A summer problem – but one that can be seen all year round

In the warmer months, horses who are exercised are as a minimum likely to sweat beneath their tack; we’ve all seen sweaty saddle and girth patches as well as wet marks over the poll and under the noseband. While it can happen at any time of year with fast work, in the summer even routine or slow hacking can result in a sweat up. It’s common too, for a full body sweat to ensue, and especially in the nooks and crannies, such as behind the elbow and between the hind legs. Sweat is a sticky combination of water and electrolytes and problems arise when it is left to linger. A build-up of sweat can not only cause sores within these areas, but it also becomes the perfect breeding ground for bacterial and fungal infections. Well then, what is to be done about it? For super sweaty equids we recommend a two-step approach.

The post-ride rinse-off

This gas become a strangely controversial topic with fears that dowsing a horse in water will actually retain body heat by creating some sort of thermal barrier. Fear not. A short period of constant washing with cool – or even cold – water will indeed help reduce body temperature and will also help wash off sweat residue which can otherwise cause problems.

It is valuable to scrape excess water off the horse as soon as the rinse is complete, though, and scraping will also aid the removal of sweat residue.

Use a body wash

Next, consider the use of a solution such as Equine America Fungatrol No-Rinse Body Wash, formulated with anti-fungal and anti-bacterial properties to keep your horse’s coat in good, clean condition. Essential oils and natural ingredients will keep both coat and skin from drying out, whilst leaving your horse smelling clean and fresh. The leave-in nature of this product makes it especially convenient, and the protective properties remain in situ.

How about shampoo, won’t a good scrub with standard shampoo wash away the sweat better?

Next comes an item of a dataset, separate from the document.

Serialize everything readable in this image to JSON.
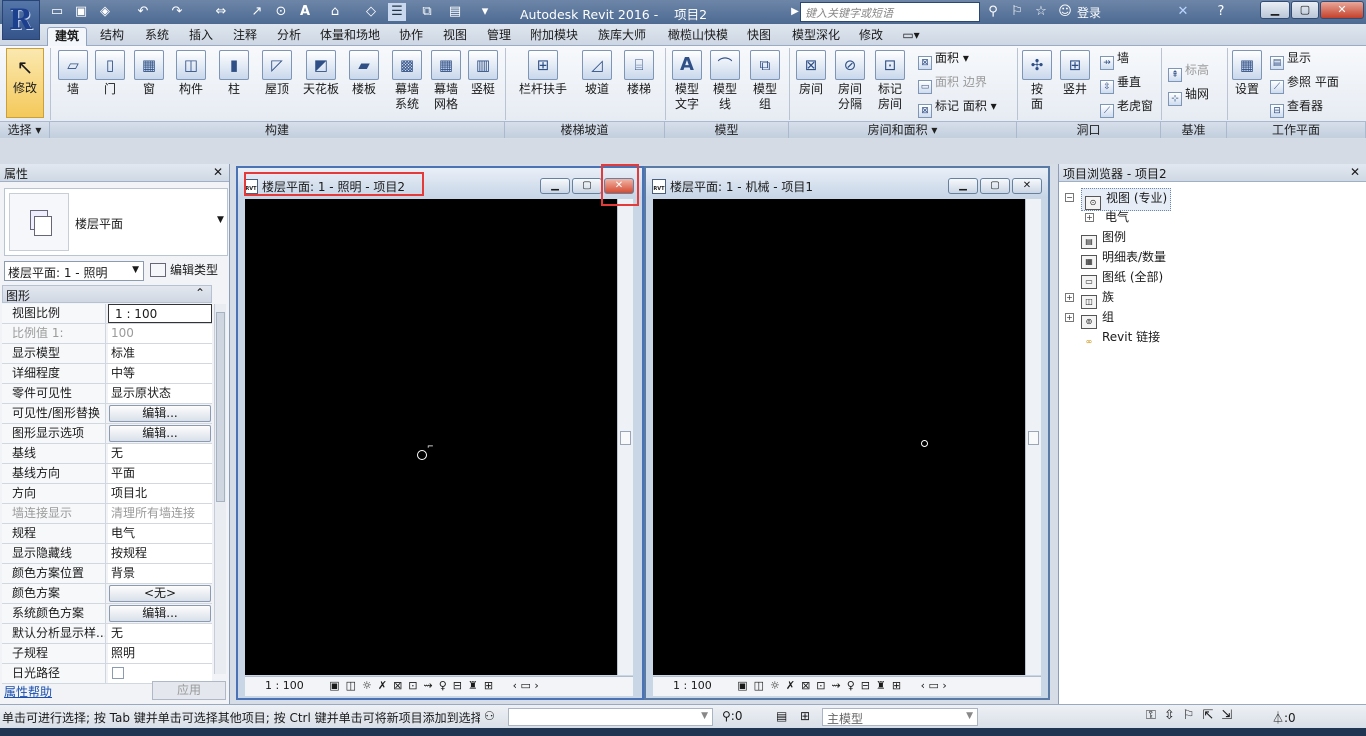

The trouble is that your average shampoo is generally designed to work on hard-to-remove grease and dirt. This is very helpful for occasional use, however, overuse of these of these products may dry out the natural oils in your horse’s coat and skin, causing itching and irritation. This in turn can reduce their defence against sores and other skin problems.

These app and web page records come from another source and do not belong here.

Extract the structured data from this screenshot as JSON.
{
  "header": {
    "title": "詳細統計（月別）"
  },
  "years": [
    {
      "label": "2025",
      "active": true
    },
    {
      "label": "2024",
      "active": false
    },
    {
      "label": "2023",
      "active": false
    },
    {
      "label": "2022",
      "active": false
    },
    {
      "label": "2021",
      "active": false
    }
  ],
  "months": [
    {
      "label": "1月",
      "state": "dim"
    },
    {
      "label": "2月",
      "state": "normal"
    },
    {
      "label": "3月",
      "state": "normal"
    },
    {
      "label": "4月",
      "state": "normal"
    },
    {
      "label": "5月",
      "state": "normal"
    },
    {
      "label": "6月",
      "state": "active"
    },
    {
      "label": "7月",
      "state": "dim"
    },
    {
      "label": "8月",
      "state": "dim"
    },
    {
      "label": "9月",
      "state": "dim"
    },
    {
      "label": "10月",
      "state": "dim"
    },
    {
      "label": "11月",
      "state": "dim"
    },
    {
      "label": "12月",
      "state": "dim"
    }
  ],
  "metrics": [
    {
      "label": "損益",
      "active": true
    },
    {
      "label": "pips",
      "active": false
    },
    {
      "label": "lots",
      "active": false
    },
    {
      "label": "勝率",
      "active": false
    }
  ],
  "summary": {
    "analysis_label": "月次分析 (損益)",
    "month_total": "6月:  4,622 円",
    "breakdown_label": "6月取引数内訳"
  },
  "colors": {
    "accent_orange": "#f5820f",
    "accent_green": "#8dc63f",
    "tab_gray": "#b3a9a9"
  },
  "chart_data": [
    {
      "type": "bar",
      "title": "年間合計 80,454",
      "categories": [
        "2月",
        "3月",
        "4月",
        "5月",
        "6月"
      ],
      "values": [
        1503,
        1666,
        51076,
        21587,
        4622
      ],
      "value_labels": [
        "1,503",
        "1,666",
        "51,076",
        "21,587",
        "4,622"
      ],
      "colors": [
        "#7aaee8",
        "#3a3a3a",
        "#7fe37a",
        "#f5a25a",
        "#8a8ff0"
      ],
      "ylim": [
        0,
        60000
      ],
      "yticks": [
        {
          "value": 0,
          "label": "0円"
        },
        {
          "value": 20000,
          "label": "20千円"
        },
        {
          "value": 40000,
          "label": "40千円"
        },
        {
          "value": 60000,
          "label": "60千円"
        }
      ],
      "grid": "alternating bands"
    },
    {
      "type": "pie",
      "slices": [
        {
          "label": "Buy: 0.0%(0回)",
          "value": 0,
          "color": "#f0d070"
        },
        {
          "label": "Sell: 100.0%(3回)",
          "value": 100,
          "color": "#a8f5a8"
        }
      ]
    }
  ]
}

Check and clean!

Another important part of equine summer husbandry is to check saddlecloths and girths after each ride. Sweat, dirt and hair build up under these things and can lead to sores if not washed between rides. The saddle area is where the greatest pressure is applied to a horse when ridden, so any matter beneath the saddlecloth can very quickly cause problems. The same is true for boots and bandages. The coat covering the legs can be lighter, and therefore the skin beneath more is vulnerable and prone to sores. It is imperative that any build-up of sweat and dirt is removed after each ride. It is also wise to clean boots and bandages should they become contaminated with sweat and grime.

Don’t forget to top up on electrolytes

One other consideration for riding in the warmer months, or for horses regularly sweating at any time of the year for that matter, is electrolyte replacement. As mentioned above, electrolytes are lost through sweating; electrolytes are key components to a horse’s physiology, helping to regulate fluid balance, aiding digestion, and promoting muscle contraction and nerve function. Losing too much of these substances can result in muscle aches and weakness, lethargy, and weight loss through reduced appetite. There are good quality, easy-to-use replacement supplements such as Synovium Electrolytes Q which will help ensure that your horse stays hydrated, healthy and at peak performance.

Whatever your plans, we wish you happy horsing this summer!